What happened to the Spanish in America? Where are they now? Well, as one-fifth of the current US population might say, “you’re looking at ’em.” Hispanics are the largest non-white ethnic group in the country.

There’s a serious history lesson here.

With a sequence of wars and defeats starting in the late 1500s, the Spanish were increasingly unable to defend their empire. In North America their possessions were taken from them first by the English and later by Americans (and Texans). If they’d really wanted—and some did want this—Americans could have driven the Spanish from all of Latin America and the Caribbean.

Instead, Americans—people who in the mid-1800s were mostly of English and other Northern European stock—became in historical terms rather easygoing with respect to their southern competitors. Despite crushing victories in the Mexican-American War they declined to take Mexico or even push further than the Rio Grande. And although they maintained strong legal restrictions on immigration from south of the border for the next century or so, they began relaxing those immigration laws starting in the mid-1960s, in the virtuous spirit of the Civil Rights era. Thus they effectively began allowing the Spanish ethno-cultural influence back into the US, mostly in the form of Mexicans, a diverse mix of Spanish and indigenous Mesoamerican.

Mexicans and other Latin Americans have of course flooded across the border since the 1960s. For cultural reasons and because they are poorer and less educated on average, they also have had much higher birthrates within the country than Americans of Northern European descent. Incredibly, the latter since the 1970s have disadvantaged themselves further by mandating various hiring and college-admissions preferences in favor of Hispanic-Americans and other minorities. In some states taxpayers must now even subsidize college and medical costs of the mostly Hispanic immigrants who are in the US illegally.

Unsurprisingly, given these clear invitations and opportunities to re-occupy US territory, the number of Hispanics living in the country has soared from just a few million in 1960 to somewhere around 60-70 million now. Assuming the US retains its democratic system, in which politicians need those tens of millions of votes, the Hispanic position is now secure—indeed Hispanics are headed for political dominance in a few generations, if Asians don’t beat them to it.

The intelligent takeaway from this isn’t that “demography is destiny.” The demographic trend that now dooms Northern European-American dominance in the US and has already helped disrupt their traditional culture was not at all inevitable. It was entirely self-inflicted.

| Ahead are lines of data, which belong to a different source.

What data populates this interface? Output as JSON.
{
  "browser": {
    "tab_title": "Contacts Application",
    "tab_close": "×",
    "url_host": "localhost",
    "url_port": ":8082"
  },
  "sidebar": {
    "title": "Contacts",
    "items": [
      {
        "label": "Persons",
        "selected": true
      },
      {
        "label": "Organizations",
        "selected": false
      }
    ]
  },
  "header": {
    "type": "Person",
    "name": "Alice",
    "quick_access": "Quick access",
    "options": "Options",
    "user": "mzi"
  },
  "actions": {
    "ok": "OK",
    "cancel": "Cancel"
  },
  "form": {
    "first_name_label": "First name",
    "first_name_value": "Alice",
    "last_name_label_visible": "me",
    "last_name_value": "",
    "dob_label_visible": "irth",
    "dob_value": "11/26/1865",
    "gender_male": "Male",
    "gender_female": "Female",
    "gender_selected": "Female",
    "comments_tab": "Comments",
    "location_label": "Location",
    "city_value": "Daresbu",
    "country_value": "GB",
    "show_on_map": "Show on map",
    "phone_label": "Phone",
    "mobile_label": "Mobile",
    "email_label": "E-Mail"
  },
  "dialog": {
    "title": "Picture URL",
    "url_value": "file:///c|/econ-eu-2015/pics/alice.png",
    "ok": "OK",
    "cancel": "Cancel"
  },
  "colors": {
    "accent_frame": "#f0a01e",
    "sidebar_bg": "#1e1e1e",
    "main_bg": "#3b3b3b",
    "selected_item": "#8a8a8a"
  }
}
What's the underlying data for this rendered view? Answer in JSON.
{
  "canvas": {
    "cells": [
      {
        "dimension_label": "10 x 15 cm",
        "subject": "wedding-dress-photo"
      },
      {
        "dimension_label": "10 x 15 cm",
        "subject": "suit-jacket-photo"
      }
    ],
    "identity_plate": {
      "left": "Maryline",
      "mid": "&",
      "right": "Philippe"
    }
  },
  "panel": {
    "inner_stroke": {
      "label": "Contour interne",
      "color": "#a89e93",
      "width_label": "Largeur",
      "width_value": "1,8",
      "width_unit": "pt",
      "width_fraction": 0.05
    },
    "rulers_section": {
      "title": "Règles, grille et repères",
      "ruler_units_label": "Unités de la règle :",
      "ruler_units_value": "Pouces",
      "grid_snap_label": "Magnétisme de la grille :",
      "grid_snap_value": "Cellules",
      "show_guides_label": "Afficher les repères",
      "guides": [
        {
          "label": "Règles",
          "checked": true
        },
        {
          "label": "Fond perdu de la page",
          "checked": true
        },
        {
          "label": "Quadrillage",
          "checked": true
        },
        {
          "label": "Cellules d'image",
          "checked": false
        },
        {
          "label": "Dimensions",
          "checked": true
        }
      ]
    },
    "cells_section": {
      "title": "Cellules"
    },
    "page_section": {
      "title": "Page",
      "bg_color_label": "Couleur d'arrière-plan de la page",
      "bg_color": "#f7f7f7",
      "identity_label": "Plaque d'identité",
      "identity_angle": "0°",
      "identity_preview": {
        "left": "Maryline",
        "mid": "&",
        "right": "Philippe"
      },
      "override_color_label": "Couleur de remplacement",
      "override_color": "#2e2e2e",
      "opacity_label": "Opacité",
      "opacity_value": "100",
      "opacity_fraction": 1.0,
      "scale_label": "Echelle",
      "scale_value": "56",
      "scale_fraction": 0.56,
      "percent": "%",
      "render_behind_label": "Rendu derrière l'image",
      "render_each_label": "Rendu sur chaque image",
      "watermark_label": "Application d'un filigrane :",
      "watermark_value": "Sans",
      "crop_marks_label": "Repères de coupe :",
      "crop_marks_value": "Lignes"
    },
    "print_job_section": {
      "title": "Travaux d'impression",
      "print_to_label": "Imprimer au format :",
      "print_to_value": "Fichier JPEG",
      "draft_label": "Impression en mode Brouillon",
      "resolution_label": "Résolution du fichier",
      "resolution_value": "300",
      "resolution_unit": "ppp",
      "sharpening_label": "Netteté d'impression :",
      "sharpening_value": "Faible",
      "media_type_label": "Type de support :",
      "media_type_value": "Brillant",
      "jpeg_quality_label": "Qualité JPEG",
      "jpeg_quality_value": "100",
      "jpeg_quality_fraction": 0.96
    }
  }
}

People will argue over the reasons for this cultural suicide. But certainly they include a short-sighted desire for cheap labor and faster GDP growth, a general shift towards more feminine, sympathy-driven policymaking, a related guilt over the successes and wealth of the US pre-1965, and a desire by Democratic politicians for a new welfare-loving bloc of voters.

Looking back, it seems that hardly anyone warned Americans about the fate they were creating for themselves. Of course, those who dared to do so were mostly marginalized as racists, white supremacists, etc. The rising new religion of progressivism convinced Americans (or bullied them into accepting without protest) that a strong sense of ethnic and cultural identity is essential for Hispanics and other non-whites, but impermissible for whites due to their past sins.

Where are the ancient Romans? Where are the ancient Greeks? Where are the noble Indians who once freely roamed the American forests and plains? All mostly extinct now, having—for one reason or another—lost their edge, lost their drive to survive. That’s a grim, Darwinian lesson of history that Americans will now learn too late, if they ever learn it.